> Entries from a dataset of interfaces:
══════════

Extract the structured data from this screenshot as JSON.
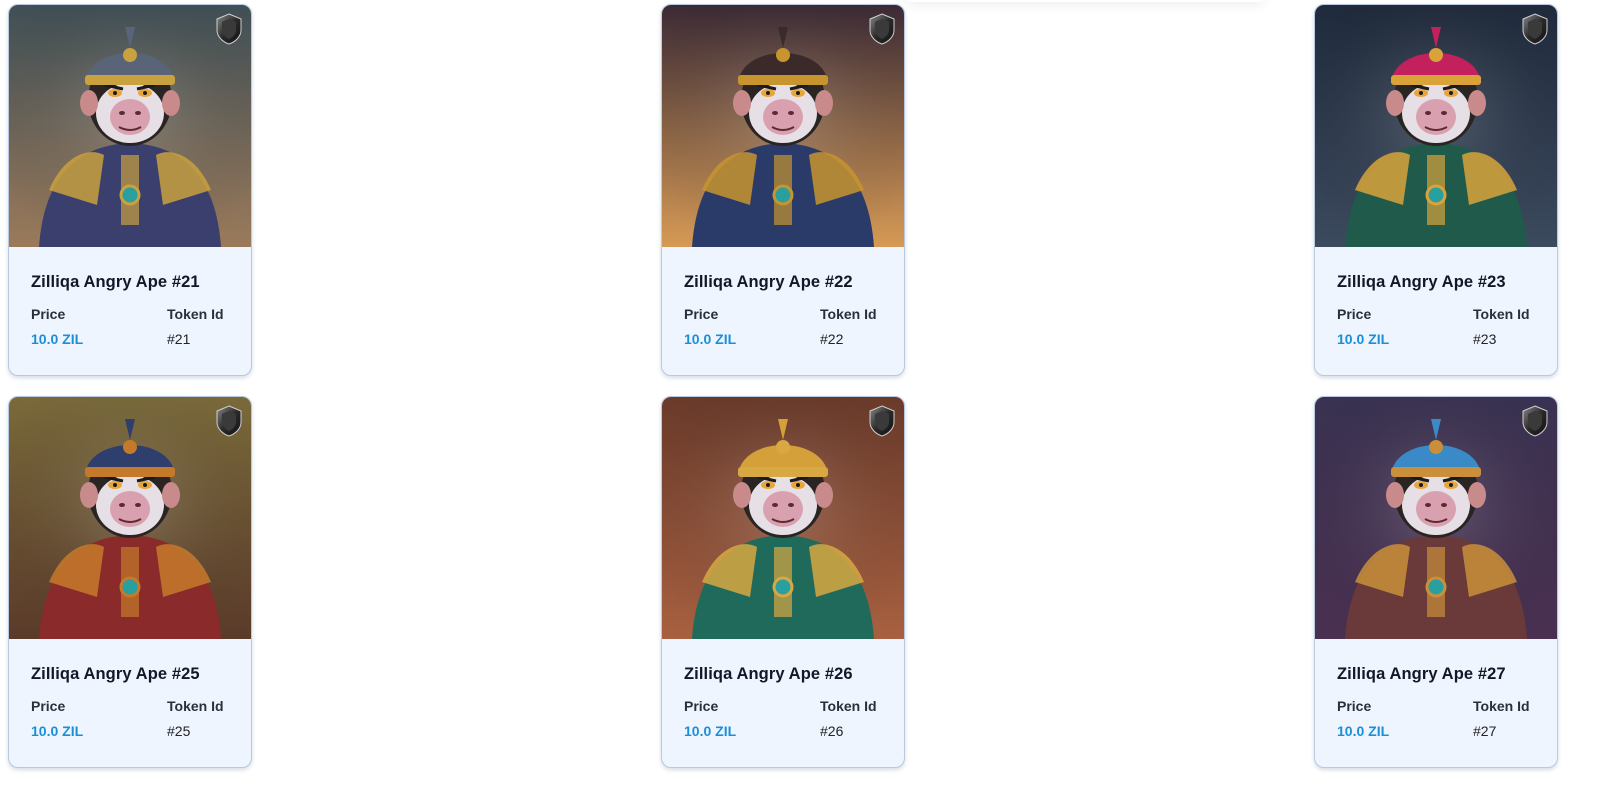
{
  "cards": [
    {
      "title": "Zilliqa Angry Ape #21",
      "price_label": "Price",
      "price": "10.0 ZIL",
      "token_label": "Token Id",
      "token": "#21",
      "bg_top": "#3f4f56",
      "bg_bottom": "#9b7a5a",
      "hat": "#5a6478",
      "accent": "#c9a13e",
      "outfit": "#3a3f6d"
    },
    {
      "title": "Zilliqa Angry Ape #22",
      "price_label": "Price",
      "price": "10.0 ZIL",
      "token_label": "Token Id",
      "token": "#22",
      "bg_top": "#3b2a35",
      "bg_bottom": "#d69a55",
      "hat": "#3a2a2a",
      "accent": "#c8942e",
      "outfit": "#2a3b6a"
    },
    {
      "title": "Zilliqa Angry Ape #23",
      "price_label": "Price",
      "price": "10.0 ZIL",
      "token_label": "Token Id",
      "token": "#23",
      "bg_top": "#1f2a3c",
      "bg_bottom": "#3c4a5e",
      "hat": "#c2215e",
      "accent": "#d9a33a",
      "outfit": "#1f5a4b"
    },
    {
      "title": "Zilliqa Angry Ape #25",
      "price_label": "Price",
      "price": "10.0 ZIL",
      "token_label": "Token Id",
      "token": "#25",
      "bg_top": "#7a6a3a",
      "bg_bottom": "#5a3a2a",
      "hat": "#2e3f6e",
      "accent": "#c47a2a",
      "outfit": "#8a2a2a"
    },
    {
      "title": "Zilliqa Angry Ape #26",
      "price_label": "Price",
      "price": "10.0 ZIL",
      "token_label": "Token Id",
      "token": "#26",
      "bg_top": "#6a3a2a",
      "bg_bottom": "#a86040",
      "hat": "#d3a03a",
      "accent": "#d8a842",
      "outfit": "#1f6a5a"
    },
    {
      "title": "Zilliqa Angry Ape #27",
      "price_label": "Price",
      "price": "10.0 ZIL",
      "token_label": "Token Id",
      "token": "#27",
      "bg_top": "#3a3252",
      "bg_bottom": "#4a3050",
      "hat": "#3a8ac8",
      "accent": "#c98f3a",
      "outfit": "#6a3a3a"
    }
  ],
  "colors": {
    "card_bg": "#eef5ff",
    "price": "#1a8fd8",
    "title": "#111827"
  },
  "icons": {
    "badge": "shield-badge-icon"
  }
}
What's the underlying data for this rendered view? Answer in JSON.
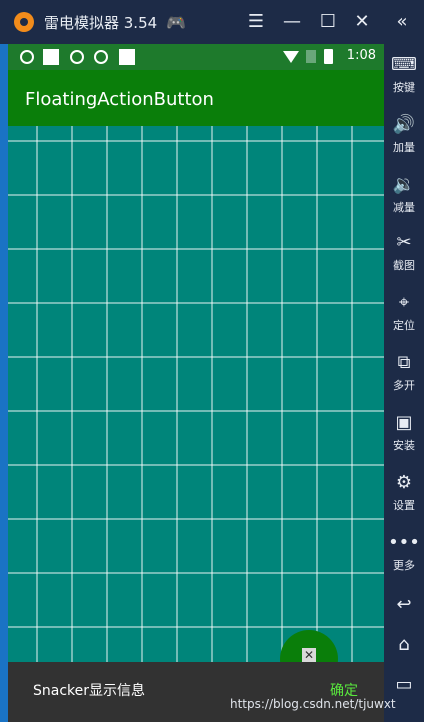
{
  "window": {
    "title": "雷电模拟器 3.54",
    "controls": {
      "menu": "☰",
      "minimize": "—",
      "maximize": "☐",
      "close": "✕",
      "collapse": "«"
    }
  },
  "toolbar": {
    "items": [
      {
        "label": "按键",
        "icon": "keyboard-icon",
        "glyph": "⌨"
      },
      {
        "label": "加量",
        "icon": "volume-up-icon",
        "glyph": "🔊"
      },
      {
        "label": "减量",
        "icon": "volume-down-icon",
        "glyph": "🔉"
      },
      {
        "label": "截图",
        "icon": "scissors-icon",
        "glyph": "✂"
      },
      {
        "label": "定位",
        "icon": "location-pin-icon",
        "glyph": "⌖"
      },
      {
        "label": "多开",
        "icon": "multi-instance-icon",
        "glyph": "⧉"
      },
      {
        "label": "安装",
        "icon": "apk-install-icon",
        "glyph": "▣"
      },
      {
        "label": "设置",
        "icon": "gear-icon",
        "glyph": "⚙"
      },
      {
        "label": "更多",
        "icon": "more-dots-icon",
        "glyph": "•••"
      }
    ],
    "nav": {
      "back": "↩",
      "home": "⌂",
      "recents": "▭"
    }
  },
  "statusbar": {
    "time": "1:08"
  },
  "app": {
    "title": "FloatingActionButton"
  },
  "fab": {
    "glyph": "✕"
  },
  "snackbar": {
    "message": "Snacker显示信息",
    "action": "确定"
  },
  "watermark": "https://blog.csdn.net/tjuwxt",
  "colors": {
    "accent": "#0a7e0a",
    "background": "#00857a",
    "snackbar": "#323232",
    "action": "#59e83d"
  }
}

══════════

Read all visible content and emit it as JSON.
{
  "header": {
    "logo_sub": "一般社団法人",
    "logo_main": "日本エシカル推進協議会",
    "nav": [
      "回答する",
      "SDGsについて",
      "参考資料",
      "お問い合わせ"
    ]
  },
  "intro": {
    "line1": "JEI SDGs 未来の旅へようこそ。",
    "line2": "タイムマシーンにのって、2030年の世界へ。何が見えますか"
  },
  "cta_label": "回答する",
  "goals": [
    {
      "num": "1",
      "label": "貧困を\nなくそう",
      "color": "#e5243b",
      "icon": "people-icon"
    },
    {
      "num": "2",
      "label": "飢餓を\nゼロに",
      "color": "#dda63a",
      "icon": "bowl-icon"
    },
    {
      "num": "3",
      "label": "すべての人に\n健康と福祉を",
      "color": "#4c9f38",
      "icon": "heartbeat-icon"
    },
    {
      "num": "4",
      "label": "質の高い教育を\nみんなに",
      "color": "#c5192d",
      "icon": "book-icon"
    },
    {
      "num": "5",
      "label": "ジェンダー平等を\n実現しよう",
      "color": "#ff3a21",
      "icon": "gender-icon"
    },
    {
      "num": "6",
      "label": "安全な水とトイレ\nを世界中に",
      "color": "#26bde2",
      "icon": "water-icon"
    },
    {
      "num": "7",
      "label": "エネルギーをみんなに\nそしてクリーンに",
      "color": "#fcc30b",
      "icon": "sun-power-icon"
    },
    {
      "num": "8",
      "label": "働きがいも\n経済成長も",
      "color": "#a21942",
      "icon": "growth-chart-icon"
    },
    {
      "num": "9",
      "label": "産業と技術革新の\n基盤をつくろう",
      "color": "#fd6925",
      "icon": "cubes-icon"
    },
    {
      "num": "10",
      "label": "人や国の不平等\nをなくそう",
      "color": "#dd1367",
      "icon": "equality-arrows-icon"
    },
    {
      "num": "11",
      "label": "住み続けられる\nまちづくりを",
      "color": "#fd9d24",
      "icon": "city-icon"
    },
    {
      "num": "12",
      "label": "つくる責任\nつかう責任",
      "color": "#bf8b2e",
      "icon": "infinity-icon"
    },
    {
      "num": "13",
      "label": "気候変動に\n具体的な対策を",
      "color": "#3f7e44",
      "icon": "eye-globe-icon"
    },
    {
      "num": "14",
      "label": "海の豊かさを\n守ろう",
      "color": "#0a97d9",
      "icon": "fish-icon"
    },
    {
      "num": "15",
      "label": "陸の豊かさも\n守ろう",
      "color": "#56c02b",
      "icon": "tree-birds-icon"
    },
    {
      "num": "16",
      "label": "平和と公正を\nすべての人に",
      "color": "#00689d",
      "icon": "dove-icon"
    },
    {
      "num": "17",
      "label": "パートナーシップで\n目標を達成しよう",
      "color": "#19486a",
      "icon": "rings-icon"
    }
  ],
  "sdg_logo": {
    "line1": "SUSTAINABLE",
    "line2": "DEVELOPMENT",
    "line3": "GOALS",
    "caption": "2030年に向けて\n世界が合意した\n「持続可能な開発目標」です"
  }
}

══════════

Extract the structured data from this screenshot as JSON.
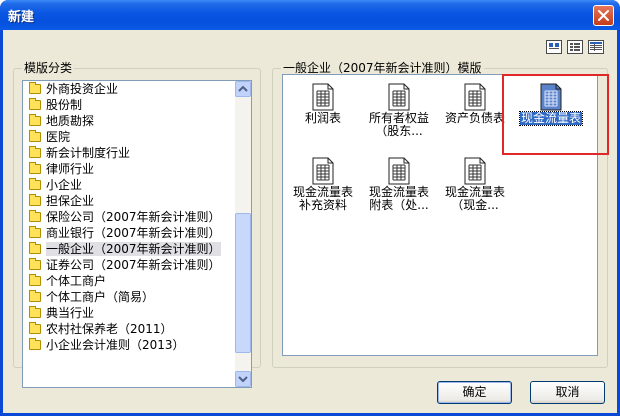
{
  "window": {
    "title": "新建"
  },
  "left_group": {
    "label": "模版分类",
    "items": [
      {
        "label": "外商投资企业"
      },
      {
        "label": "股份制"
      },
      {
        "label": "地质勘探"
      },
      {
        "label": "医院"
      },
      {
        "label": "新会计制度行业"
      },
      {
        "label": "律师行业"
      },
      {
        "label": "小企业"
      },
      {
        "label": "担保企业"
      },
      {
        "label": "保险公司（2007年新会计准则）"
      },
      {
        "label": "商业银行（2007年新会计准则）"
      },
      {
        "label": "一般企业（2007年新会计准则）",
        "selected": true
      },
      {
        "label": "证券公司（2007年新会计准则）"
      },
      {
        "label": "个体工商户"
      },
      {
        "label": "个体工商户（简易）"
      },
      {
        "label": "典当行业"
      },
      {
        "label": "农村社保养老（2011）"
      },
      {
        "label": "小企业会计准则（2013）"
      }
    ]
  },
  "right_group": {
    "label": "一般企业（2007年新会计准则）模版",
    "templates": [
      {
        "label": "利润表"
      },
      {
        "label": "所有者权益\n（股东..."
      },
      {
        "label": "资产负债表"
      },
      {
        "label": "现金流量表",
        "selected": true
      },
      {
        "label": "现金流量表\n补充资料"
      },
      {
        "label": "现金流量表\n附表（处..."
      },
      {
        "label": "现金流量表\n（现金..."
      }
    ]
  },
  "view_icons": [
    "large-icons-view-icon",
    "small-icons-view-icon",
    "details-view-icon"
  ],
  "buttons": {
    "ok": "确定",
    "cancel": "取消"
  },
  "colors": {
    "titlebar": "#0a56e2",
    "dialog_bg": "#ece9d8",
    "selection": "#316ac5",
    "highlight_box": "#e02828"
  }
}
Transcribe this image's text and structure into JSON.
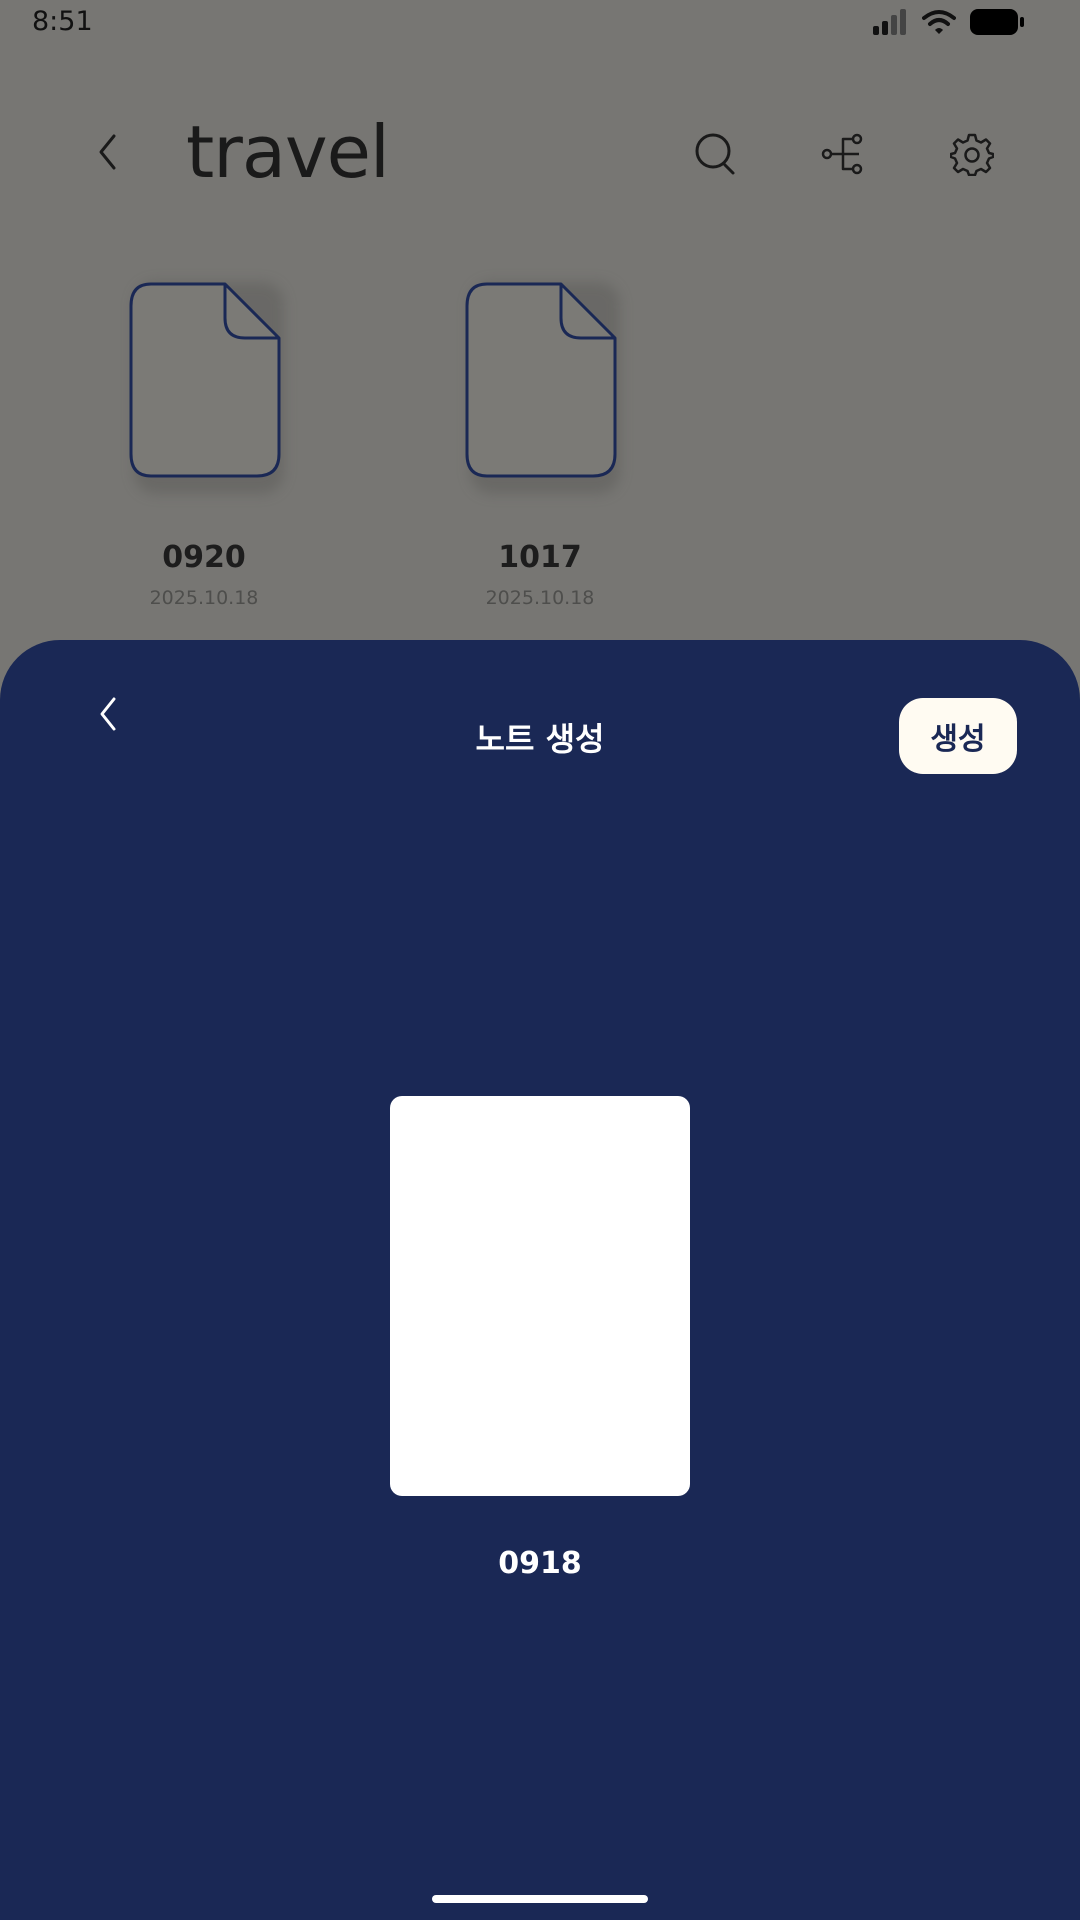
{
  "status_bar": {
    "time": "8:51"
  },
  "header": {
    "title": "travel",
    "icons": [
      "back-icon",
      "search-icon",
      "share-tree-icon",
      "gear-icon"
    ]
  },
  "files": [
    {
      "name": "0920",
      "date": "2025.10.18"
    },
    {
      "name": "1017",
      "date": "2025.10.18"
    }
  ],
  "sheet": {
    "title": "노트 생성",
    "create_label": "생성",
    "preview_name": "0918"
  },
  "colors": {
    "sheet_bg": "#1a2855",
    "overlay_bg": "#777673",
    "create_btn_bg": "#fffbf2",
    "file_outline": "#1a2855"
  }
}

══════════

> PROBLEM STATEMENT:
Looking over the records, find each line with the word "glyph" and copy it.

> RESPONSE AREA:
        "glyph": "⌨"
        "glyph": "🔊"
        "glyph": "🔉"
        "glyph": "✂"
        "glyph": "⌖"
        "glyph": "⧉"
        "glyph": "▣"
        "glyph": "⚙"
        "glyph": "•••"
    "glyph": "✕"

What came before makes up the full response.